There is an Episcopal election coming up – on October 3, the members of synod (representatives from every congregation in the diocese of New Westminster) will, with God’s help, choose a new bishop.

With this in mind, I thought it might be an appropriate time to review what the heck a bishop is anyway. 

The Anglican Church, along with several other churches, recognizes 3 types of ordained ministry (this does not include the laity – the ministry of the baptized – in which we all share): deacons, priests and bishops. 

Bishops are a very ancient role in the church, older perhaps even than priests. And in many traditions, including the Anglican Church, they are seen as having a special Apostolic connection and ministry – the successors of the role of the Apostles in the early Church. 

Bishops hold a special ministry of oversight and unity in the Church, represented sacramentally by being the ones who perform ordinations, confirmations and the blessing of oils for baptism and healing. They lead (usually) regional groups of churches called dioceses. Many other Christian traditions have individuals or groups performing a similar ministry of unity and oversight, however, the role of bishop in Anglicanism has some unique features.

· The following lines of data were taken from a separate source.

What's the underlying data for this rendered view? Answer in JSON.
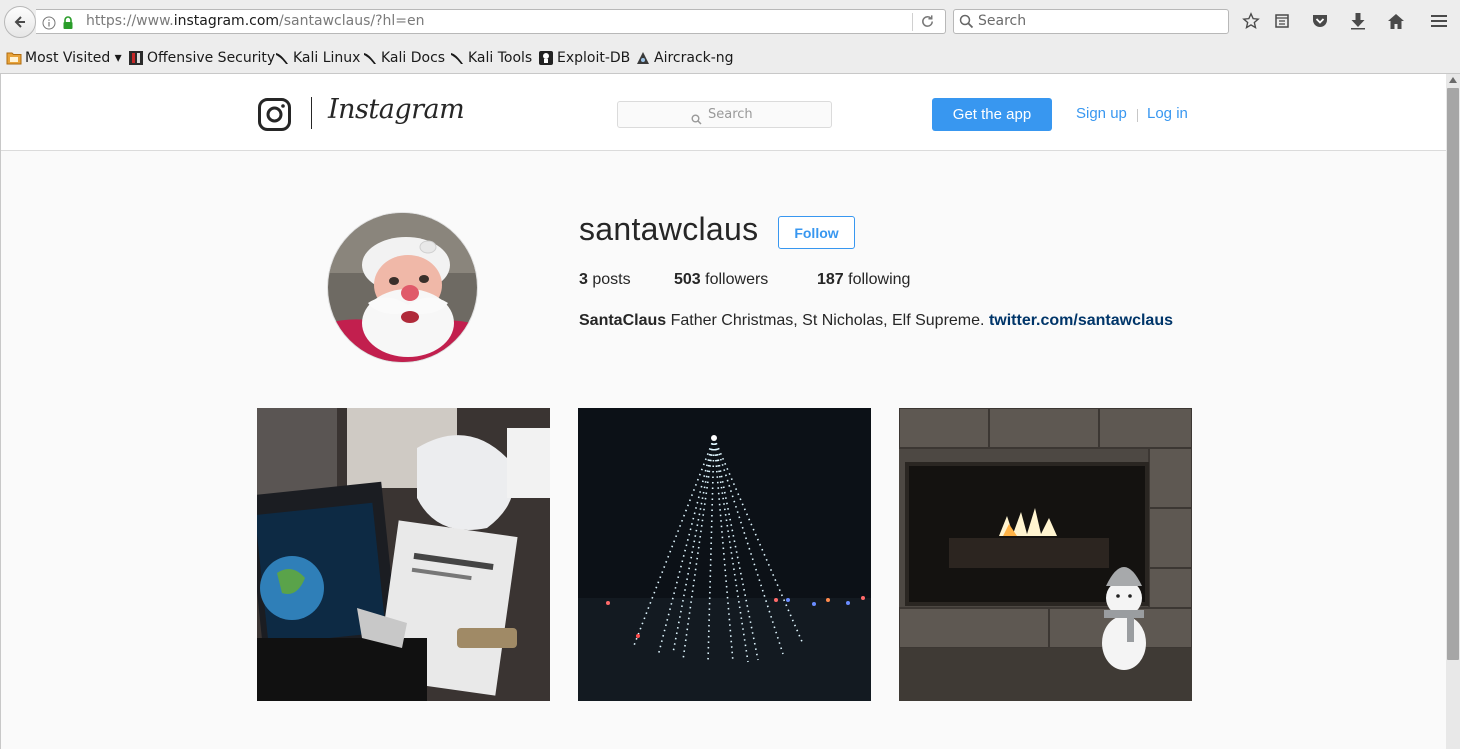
{
  "browser": {
    "url_prefix": "https://www.",
    "url_domain": "instagram.com",
    "url_path": "/santawclaus/?hl=en",
    "search_placeholder": "Search",
    "bookmarks": [
      {
        "label": "Most Visited ▾"
      },
      {
        "label": "Offensive Security"
      },
      {
        "label": "Kali Linux"
      },
      {
        "label": "Kali Docs"
      },
      {
        "label": "Kali Tools"
      },
      {
        "label": "Exploit-DB"
      },
      {
        "label": "Aircrack-ng"
      }
    ]
  },
  "header": {
    "wordmark": "Instagram",
    "search_placeholder": "Search",
    "get_app": "Get the app",
    "sign_up": "Sign up",
    "log_in": "Log in"
  },
  "profile": {
    "username": "santawclaus",
    "follow": "Follow",
    "posts_count": "3",
    "posts_label": "posts",
    "followers_count": "503",
    "followers_label": "followers",
    "following_count": "187",
    "following_label": "following",
    "bio_name": "SantaClaus",
    "bio_text": "Father Christmas, St Nicholas, Elf Supreme.",
    "bio_link": "twitter.com/santawclaus"
  },
  "colors": {
    "accent": "#3897f0",
    "link_dark": "#003569"
  }
}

The Anglican Church is episcopally organized, which means that rather than an individual congregation, the basic unit of the Anglican Church is a bishop and diocese. The bishop is sometimes called the chief pastor, and so, I, as a priest joyfully serving with you in this place, am here representing the bishop. Whoever the bishop is, is ultimately the person I am accountable to – my “boss.” As you can probably imagine, bishops in the Anglican Church have more authority than in some other denominations.

The role and ministry of bishops is one of the things that connects us to the universal church, that stretches around the world and through the ages. Having a bishop reminds us that it is not just St. John’s by ourselves – we don’t have to do it alone.  

Are there downsides to having bishops; to being episcopally organized? Absolutely. Are there also upsides? Of course. 

In the coming weeks, please pray for the candidates who have allowed their names to be put forward for this election. Pray also for all the members of synod, that they may be open to the Spirit’s leading. There’s a new bishop brewing, and I’m excited!  

Thanks be to God!